◆ YOUR INSTRUCTIONS: Without including any images, repeat the listing below exactly.

◆ RECORDS SHOWN:
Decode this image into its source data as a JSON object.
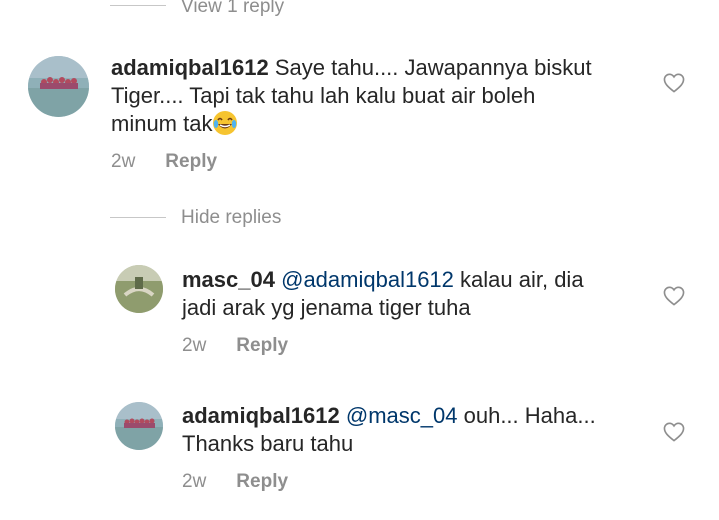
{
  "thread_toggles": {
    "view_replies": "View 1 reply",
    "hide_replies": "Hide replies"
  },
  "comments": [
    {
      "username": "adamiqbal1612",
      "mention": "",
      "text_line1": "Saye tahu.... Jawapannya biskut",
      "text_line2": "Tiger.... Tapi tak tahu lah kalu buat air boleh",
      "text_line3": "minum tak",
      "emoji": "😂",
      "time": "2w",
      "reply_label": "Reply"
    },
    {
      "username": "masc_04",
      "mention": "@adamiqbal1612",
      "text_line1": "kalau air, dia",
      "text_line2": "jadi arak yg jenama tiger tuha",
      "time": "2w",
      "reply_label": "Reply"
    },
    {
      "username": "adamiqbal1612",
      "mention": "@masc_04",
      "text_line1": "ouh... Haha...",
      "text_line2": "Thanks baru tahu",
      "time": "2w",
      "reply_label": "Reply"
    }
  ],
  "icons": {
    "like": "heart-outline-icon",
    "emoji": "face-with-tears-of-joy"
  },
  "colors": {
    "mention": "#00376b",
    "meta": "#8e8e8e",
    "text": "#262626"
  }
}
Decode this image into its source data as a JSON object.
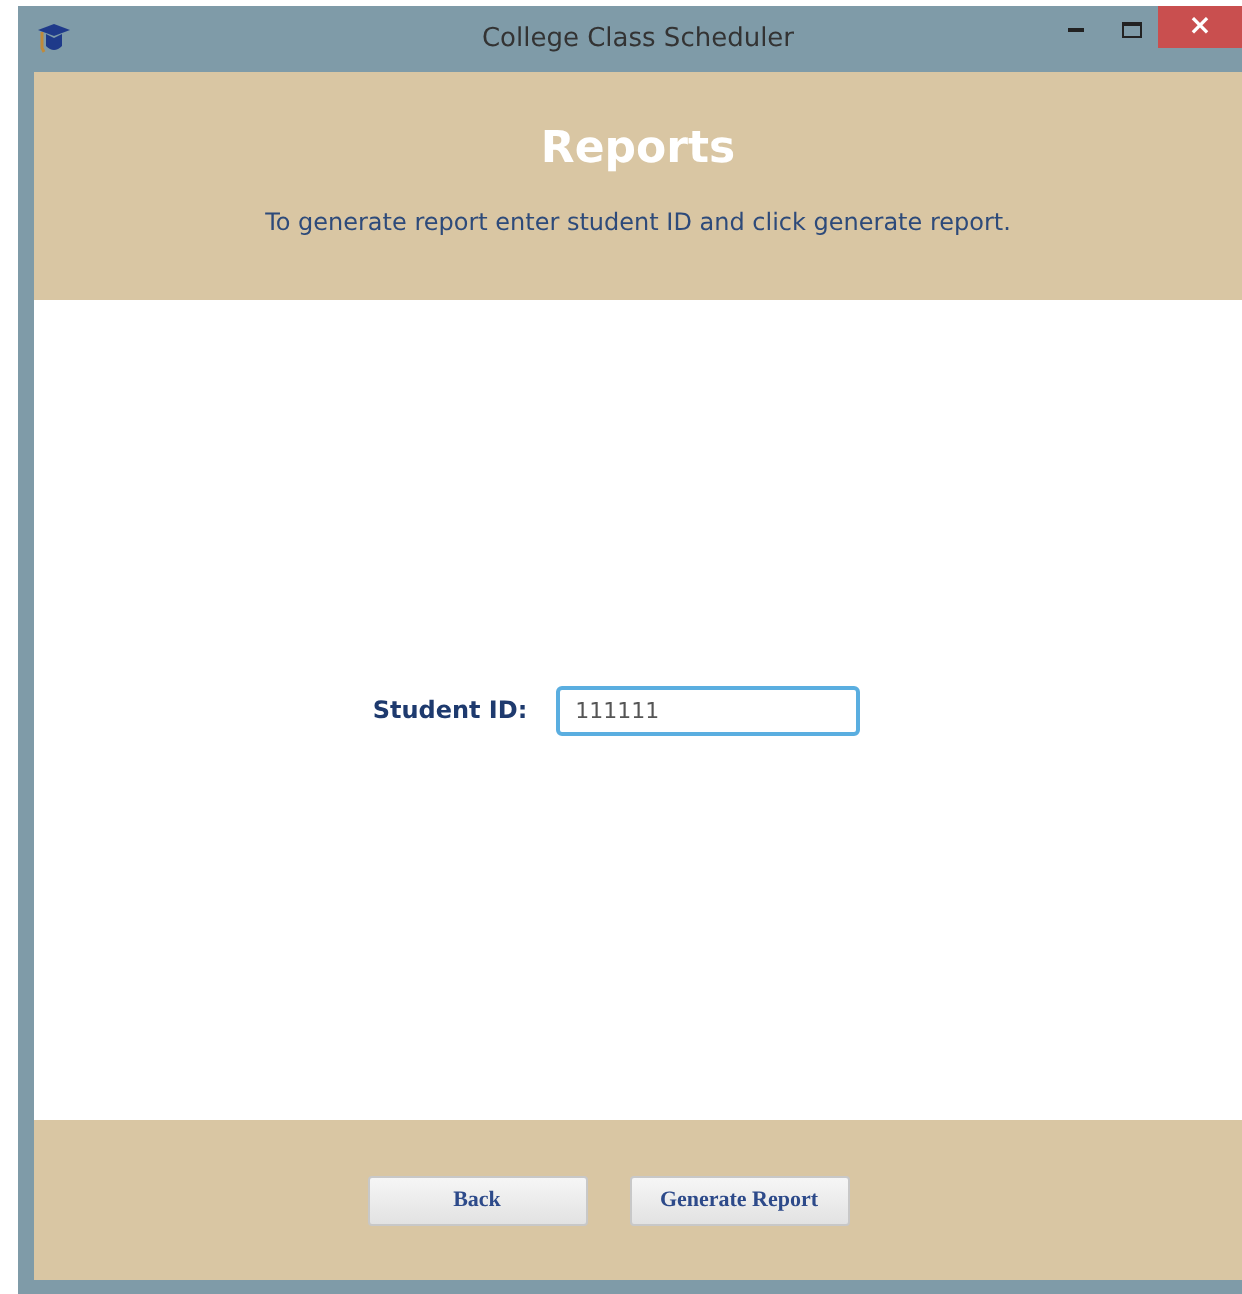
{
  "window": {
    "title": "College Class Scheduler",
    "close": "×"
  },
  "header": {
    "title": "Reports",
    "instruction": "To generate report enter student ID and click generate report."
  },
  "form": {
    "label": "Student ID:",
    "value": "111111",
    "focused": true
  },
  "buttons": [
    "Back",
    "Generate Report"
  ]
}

◆ ANSWER TO THE PROBLEM:
Decode this image into its source data as a JSON object.
{
  "thread_toggles": {
    "view_replies": "View 1 reply",
    "hide_replies": "Hide replies"
  },
  "comments": [
    {
      "username": "adamiqbal1612",
      "mention": "",
      "text_line1": "Saye tahu.... Jawapannya biskut",
      "text_line2": "Tiger.... Tapi tak tahu lah kalu buat air boleh",
      "text_line3": "minum tak",
      "emoji": "😂",
      "time": "2w",
      "reply_label": "Reply"
    },
    {
      "username": "masc_04",
      "mention": "@adamiqbal1612",
      "text_line1": "kalau air, dia",
      "text_line2": "jadi arak yg jenama tiger tuha",
      "time": "2w",
      "reply_label": "Reply"
    },
    {
      "username": "adamiqbal1612",
      "mention": "@masc_04",
      "text_line1": "ouh... Haha...",
      "text_line2": "Thanks baru tahu",
      "time": "2w",
      "reply_label": "Reply"
    }
  ],
  "icons": {
    "like": "heart-outline-icon",
    "emoji": "face-with-tears-of-joy"
  },
  "colors": {
    "mention": "#00376b",
    "meta": "#8e8e8e",
    "text": "#262626"
  }
}
Decode this image into its source data as a JSON object.
{
  "window": {
    "title": "College Class Scheduler",
    "close": "×"
  },
  "header": {
    "title": "Reports",
    "instruction": "To generate report enter student ID and click generate report."
  },
  "form": {
    "label": "Student ID:",
    "value": "111111",
    "focused": true
  },
  "buttons": [
    "Back",
    "Generate Report"
  ]
}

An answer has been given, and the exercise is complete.